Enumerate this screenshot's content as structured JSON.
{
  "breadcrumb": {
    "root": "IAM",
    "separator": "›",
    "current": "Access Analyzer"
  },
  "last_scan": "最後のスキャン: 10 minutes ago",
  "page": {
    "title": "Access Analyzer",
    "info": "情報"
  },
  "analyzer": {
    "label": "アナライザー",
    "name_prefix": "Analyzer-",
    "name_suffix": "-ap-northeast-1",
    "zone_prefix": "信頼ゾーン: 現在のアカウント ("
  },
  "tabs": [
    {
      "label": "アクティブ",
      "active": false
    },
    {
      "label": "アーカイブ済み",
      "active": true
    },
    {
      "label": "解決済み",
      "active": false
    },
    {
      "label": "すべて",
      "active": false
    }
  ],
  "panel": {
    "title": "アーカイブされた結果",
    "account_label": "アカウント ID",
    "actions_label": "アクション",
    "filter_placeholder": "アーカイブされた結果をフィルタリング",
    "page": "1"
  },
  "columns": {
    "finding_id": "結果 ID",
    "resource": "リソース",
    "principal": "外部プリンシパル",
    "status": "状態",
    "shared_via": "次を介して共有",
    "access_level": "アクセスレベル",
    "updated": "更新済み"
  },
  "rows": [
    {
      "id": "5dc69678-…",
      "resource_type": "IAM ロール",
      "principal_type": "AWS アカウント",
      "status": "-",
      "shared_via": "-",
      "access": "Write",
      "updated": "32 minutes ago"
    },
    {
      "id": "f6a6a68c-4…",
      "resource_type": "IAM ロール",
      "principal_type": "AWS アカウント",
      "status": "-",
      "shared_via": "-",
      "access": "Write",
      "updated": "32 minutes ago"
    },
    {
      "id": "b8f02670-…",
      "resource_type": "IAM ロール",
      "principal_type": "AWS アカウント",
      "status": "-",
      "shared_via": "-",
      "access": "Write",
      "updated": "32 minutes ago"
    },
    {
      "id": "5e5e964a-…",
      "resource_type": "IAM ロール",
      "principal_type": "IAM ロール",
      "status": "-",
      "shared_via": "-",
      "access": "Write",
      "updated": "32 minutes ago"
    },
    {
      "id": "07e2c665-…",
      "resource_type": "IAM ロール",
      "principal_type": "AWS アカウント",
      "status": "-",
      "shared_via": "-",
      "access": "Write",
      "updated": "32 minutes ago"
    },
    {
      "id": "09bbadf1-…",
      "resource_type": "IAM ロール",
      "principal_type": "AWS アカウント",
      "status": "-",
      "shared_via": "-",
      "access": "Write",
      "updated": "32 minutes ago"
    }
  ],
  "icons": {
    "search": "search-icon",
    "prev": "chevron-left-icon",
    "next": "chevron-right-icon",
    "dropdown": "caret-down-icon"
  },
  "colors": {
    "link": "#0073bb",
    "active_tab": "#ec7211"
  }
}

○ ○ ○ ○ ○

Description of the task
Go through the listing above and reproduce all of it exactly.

Exercise answer
Enumerate this screenshot's content as structured JSON.
{
  "breadcrumb": {
    "root": "IAM",
    "separator": "›",
    "current": "Access Analyzer"
  },
  "last_scan": "最後のスキャン: 10 minutes ago",
  "page": {
    "title": "Access Analyzer",
    "info": "情報"
  },
  "analyzer": {
    "label": "アナライザー",
    "name_prefix": "Analyzer-",
    "name_suffix": "-ap-northeast-1",
    "zone_prefix": "信頼ゾーン: 現在のアカウント ("
  },
  "tabs": [
    {
      "label": "アクティブ",
      "active": false
    },
    {
      "label": "アーカイブ済み",
      "active": true
    },
    {
      "label": "解決済み",
      "active": false
    },
    {
      "label": "すべて",
      "active": false
    }
  ],
  "panel": {
    "title": "アーカイブされた結果",
    "account_label": "アカウント ID",
    "actions_label": "アクション",
    "filter_placeholder": "アーカイブされた結果をフィルタリング",
    "page": "1"
  },
  "columns": {
    "finding_id": "結果 ID",
    "resource": "リソース",
    "principal": "外部プリンシパル",
    "status": "状態",
    "shared_via": "次を介して共有",
    "access_level": "アクセスレベル",
    "updated": "更新済み"
  },
  "rows": [
    {
      "id": "5dc69678-…",
      "resource_type": "IAM ロール",
      "principal_type": "AWS アカウント",
      "status": "-",
      "shared_via": "-",
      "access": "Write",
      "updated": "32 minutes ago"
    },
    {
      "id": "f6a6a68c-4…",
      "resource_type": "IAM ロール",
      "principal_type": "AWS アカウント",
      "status": "-",
      "shared_via": "-",
      "access": "Write",
      "updated": "32 minutes ago"
    },
    {
      "id": "b8f02670-…",
      "resource_type": "IAM ロール",
      "principal_type": "AWS アカウント",
      "status": "-",
      "shared_via": "-",
      "access": "Write",
      "updated": "32 minutes ago"
    },
    {
      "id": "5e5e964a-…",
      "resource_type": "IAM ロール",
      "principal_type": "IAM ロール",
      "status": "-",
      "shared_via": "-",
      "access": "Write",
      "updated": "32 minutes ago"
    },
    {
      "id": "07e2c665-…",
      "resource_type": "IAM ロール",
      "principal_type": "AWS アカウント",
      "status": "-",
      "shared_via": "-",
      "access": "Write",
      "updated": "32 minutes ago"
    },
    {
      "id": "09bbadf1-…",
      "resource_type": "IAM ロール",
      "principal_type": "AWS アカウント",
      "status": "-",
      "shared_via": "-",
      "access": "Write",
      "updated": "32 minutes ago"
    }
  ],
  "icons": {
    "search": "search-icon",
    "prev": "chevron-left-icon",
    "next": "chevron-right-icon",
    "dropdown": "caret-down-icon"
  },
  "colors": {
    "link": "#0073bb",
    "active_tab": "#ec7211"
  }
}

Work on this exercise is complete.